The Joint Research Center for Food Safety will promote international collaborative research and extension for food safety in China and the U.S. It will conduct research on global food safety-related policies; establish an international, high-level research platform for food safety research; propose solutions for hazards in the food-industry value chain; and develop models for implementation of international food safety standards and risk management. UC Davis and Northwest Agricultural and Forestry University will engage other research faculty from the U.S. and China in the new center.

Students from both UC Davis and China will be offered opportunities to study and train in each other’s countries. UC Davis faculty members currently have extensive collaborations with several Chinese universities, and the new joint research center is intended to expand these and initiate new activities.

On the September 12, 2014 celebration of the 80-year anniversary of the founding of China’s Northwest Agricultural and Forestry University, working details for the new center will be laid out.

“The food industry has become the largest industry in China; and food safety is a critical area for China and the U.S. to have creative cooperation and learn from each other,” said Zhang Laiwu, China’s vice minister of science and technology. “It not only involves technologies, but also policies and management. The fruitful cooperation will also be important to ensure food security.”

He added that the new cooperative agreement among UC Davis, Northwest Agricultural and Forestry University, Yangling National Agricultural High Tech Demonstration Zone, and Zhuhai Municipality of China is a creative platform for cooperation in improving food safety.

World Food Center at UC Davis and the UC Global Food Initiative

The World Food Center at UC Davis was established in 2013 to increase the economic benefit from campus research; influence national and international policy; and convene teams of scientists and innovators from industry, academia, government and nongovernmental organizations to tackle food-related challenges in California and around the world.

The UC Global Food Initiative is building on existing efforts such as the World Food Center and other endeavors at UC Davis, while creating new collaborations among the 10 UC campuses, affiliated national laboratories and the systemwide division of Agriculture and Natural Resources to support healthy eating, sustainable agriculture and food security.
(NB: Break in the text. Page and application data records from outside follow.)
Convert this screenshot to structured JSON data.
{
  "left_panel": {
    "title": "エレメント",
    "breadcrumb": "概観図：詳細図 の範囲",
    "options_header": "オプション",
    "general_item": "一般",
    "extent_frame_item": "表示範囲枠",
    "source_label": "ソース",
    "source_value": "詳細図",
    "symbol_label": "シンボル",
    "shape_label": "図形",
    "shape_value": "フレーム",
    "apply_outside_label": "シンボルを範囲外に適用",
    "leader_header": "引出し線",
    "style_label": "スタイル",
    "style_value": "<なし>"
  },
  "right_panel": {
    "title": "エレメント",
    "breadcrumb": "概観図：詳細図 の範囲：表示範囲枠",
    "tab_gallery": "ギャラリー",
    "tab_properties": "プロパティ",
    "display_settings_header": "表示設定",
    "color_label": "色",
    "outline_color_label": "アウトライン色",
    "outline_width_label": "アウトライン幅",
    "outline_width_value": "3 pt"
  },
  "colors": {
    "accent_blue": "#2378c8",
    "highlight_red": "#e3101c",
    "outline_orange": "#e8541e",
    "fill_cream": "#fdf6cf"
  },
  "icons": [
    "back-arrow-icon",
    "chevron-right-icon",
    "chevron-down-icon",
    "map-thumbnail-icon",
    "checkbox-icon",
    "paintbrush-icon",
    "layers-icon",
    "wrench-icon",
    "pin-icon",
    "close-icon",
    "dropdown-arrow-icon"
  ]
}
More information about the UC Global Food Initiative.

Other food-related collaborations with China

UC Davis faculty are currently involved in numerous collaborative research projects in China, including four food-safety efforts that specialize in the genomics of food-borne diseases, dairy safety, waterborne diseases and livestock, and environmental chemicals.

Additionally, the campus hosts the BGI@UC Davis Partnership, which focuses on genome sequencing, and the Confucius Institute, a cultural outreach program emphasizing food and beverages.

 

Graphic Source: Food Safety News